Directions for this task
All of the entries below should be copied exactly as they appear.

The data
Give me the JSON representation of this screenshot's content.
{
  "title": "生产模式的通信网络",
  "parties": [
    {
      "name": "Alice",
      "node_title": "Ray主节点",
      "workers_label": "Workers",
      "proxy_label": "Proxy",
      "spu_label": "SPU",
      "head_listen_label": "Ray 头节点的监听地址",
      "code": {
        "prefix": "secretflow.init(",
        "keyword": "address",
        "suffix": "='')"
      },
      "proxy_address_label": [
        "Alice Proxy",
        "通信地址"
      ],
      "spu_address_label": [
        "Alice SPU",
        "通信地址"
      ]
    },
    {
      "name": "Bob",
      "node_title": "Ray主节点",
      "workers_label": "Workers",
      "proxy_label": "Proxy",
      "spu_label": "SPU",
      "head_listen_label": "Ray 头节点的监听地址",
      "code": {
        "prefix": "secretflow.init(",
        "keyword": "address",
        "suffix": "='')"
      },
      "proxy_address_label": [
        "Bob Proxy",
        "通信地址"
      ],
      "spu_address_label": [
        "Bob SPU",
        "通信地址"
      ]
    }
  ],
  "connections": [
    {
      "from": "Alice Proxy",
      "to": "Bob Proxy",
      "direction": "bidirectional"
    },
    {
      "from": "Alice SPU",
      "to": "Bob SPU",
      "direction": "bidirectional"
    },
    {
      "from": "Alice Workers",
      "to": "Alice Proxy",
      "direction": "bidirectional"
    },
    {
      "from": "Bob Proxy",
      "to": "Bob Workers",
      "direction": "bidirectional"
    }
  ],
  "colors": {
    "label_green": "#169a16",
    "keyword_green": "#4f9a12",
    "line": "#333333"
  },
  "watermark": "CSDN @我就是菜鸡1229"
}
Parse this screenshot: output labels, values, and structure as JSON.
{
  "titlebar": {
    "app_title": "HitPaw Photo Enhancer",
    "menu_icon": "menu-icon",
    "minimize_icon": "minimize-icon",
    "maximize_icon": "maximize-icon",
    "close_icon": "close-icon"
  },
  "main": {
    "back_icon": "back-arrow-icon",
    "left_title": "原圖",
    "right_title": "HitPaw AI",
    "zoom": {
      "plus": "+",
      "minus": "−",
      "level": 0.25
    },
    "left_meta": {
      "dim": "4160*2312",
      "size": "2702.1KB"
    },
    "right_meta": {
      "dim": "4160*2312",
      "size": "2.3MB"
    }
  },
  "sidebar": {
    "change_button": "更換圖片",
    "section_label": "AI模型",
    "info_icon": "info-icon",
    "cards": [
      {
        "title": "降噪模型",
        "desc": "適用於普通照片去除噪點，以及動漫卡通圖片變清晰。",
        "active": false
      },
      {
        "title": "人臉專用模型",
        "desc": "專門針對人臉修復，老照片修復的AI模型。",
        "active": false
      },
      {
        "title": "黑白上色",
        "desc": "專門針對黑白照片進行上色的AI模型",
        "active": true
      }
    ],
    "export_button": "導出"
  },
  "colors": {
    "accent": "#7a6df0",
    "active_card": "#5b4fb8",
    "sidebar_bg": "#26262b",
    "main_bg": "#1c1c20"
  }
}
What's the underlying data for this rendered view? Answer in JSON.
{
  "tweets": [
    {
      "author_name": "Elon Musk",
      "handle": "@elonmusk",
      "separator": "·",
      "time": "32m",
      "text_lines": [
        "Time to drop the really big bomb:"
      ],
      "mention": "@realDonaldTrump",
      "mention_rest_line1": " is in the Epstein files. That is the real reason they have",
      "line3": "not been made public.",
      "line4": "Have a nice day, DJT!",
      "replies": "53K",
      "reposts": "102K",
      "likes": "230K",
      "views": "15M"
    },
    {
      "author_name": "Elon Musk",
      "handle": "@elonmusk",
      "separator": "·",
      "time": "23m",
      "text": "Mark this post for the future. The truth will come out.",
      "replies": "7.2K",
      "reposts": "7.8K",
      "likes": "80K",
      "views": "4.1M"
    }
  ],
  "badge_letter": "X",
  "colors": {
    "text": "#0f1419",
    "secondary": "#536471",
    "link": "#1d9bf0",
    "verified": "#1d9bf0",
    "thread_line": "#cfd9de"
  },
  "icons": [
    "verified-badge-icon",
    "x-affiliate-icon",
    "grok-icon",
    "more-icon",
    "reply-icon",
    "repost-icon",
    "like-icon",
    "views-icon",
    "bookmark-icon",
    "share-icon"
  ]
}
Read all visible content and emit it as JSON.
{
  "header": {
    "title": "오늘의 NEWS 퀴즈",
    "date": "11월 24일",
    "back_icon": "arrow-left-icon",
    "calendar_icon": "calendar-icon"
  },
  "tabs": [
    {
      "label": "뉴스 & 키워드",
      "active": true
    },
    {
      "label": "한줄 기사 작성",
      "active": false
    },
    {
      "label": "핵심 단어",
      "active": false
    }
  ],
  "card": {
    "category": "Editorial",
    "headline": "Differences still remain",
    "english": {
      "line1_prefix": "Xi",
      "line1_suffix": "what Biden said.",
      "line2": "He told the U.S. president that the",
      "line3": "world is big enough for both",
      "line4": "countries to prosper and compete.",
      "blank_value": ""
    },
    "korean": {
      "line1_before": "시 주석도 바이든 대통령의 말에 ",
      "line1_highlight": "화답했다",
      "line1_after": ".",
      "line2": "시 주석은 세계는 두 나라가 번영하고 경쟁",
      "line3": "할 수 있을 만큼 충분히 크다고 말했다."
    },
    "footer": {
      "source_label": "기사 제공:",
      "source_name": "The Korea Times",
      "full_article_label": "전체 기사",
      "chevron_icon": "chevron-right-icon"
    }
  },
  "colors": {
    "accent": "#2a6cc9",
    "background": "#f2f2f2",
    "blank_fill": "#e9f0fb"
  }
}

Problem solution
Give me the JSON representation of this screenshot's content.
{
  "title": "生产模式的通信网络",
  "parties": [
    {
      "name": "Alice",
      "node_title": "Ray主节点",
      "workers_label": "Workers",
      "proxy_label": "Proxy",
      "spu_label": "SPU",
      "head_listen_label": "Ray 头节点的监听地址",
      "code": {
        "prefix": "secretflow.init(",
        "keyword": "address",
        "suffix": "='')"
      },
      "proxy_address_label": [
        "Alice Proxy",
        "通信地址"
      ],
      "spu_address_label": [
        "Alice SPU",
        "通信地址"
      ]
    },
    {
      "name": "Bob",
      "node_title": "Ray主节点",
      "workers_label": "Workers",
      "proxy_label": "Proxy",
      "spu_label": "SPU",
      "head_listen_label": "Ray 头节点的监听地址",
      "code": {
        "prefix": "secretflow.init(",
        "keyword": "address",
        "suffix": "='')"
      },
      "proxy_address_label": [
        "Bob Proxy",
        "通信地址"
      ],
      "spu_address_label": [
        "Bob SPU",
        "通信地址"
      ]
    }
  ],
  "connections": [
    {
      "from": "Alice Proxy",
      "to": "Bob Proxy",
      "direction": "bidirectional"
    },
    {
      "from": "Alice SPU",
      "to": "Bob SPU",
      "direction": "bidirectional"
    },
    {
      "from": "Alice Workers",
      "to": "Alice Proxy",
      "direction": "bidirectional"
    },
    {
      "from": "Bob Proxy",
      "to": "Bob Workers",
      "direction": "bidirectional"
    }
  ],
  "colors": {
    "label_green": "#169a16",
    "keyword_green": "#4f9a12",
    "line": "#333333"
  },
  "watermark": "CSDN @我就是菜鸡1229"
}
Parse this screenshot: output labels, values, and structure as JSON.
{
  "titlebar": {
    "app_title": "HitPaw Photo Enhancer",
    "menu_icon": "menu-icon",
    "minimize_icon": "minimize-icon",
    "maximize_icon": "maximize-icon",
    "close_icon": "close-icon"
  },
  "main": {
    "back_icon": "back-arrow-icon",
    "left_title": "原圖",
    "right_title": "HitPaw AI",
    "zoom": {
      "plus": "+",
      "minus": "−",
      "level": 0.25
    },
    "left_meta": {
      "dim": "4160*2312",
      "size": "2702.1KB"
    },
    "right_meta": {
      "dim": "4160*2312",
      "size": "2.3MB"
    }
  },
  "sidebar": {
    "change_button": "更換圖片",
    "section_label": "AI模型",
    "info_icon": "info-icon",
    "cards": [
      {
        "title": "降噪模型",
        "desc": "適用於普通照片去除噪點，以及動漫卡通圖片變清晰。",
        "active": false
      },
      {
        "title": "人臉專用模型",
        "desc": "專門針對人臉修復，老照片修復的AI模型。",
        "active": false
      },
      {
        "title": "黑白上色",
        "desc": "專門針對黑白照片進行上色的AI模型",
        "active": true
      }
    ],
    "export_button": "導出"
  },
  "colors": {
    "accent": "#7a6df0",
    "active_card": "#5b4fb8",
    "sidebar_bg": "#26262b",
    "main_bg": "#1c1c20"
  }
}
What's the underlying data for this rendered view? Answer in JSON.
{
  "tweets": [
    {
      "author_name": "Elon Musk",
      "handle": "@elonmusk",
      "separator": "·",
      "time": "32m",
      "text_lines": [
        "Time to drop the really big bomb:"
      ],
      "mention": "@realDonaldTrump",
      "mention_rest_line1": " is in the Epstein files. That is the real reason they have",
      "line3": "not been made public.",
      "line4": "Have a nice day, DJT!",
      "replies": "53K",
      "reposts": "102K",
      "likes": "230K",
      "views": "15M"
    },
    {
      "author_name": "Elon Musk",
      "handle": "@elonmusk",
      "separator": "·",
      "time": "23m",
      "text": "Mark this post for the future. The truth will come out.",
      "replies": "7.2K",
      "reposts": "7.8K",
      "likes": "80K",
      "views": "4.1M"
    }
  ],
  "badge_letter": "X",
  "colors": {
    "text": "#0f1419",
    "secondary": "#536471",
    "link": "#1d9bf0",
    "verified": "#1d9bf0",
    "thread_line": "#cfd9de"
  },
  "icons": [
    "verified-badge-icon",
    "x-affiliate-icon",
    "grok-icon",
    "more-icon",
    "reply-icon",
    "repost-icon",
    "like-icon",
    "views-icon",
    "bookmark-icon",
    "share-icon"
  ]
}
Read all visible content and emit it as JSON.
{
  "header": {
    "title": "오늘의 NEWS 퀴즈",
    "date": "11월 24일",
    "back_icon": "arrow-left-icon",
    "calendar_icon": "calendar-icon"
  },
  "tabs": [
    {
      "label": "뉴스 & 키워드",
      "active": true
    },
    {
      "label": "한줄 기사 작성",
      "active": false
    },
    {
      "label": "핵심 단어",
      "active": false
    }
  ],
  "card": {
    "category": "Editorial",
    "headline": "Differences still remain",
    "english": {
      "line1_prefix": "Xi",
      "line1_suffix": "what Biden said.",
      "line2": "He told the U.S. president that the",
      "line3": "world is big enough for both",
      "line4": "countries to prosper and compete.",
      "blank_value": ""
    },
    "korean": {
      "line1_before": "시 주석도 바이든 대통령의 말에 ",
      "line1_highlight": "화답했다",
      "line1_after": ".",
      "line2": "시 주석은 세계는 두 나라가 번영하고 경쟁",
      "line3": "할 수 있을 만큼 충분히 크다고 말했다."
    },
    "footer": {
      "source_label": "기사 제공:",
      "source_name": "The Korea Times",
      "full_article_label": "전체 기사",
      "chevron_icon": "chevron-right-icon"
    }
  },
  "colors": {
    "accent": "#2a6cc9",
    "background": "#f2f2f2",
    "blank_fill": "#e9f0fb"
  }
}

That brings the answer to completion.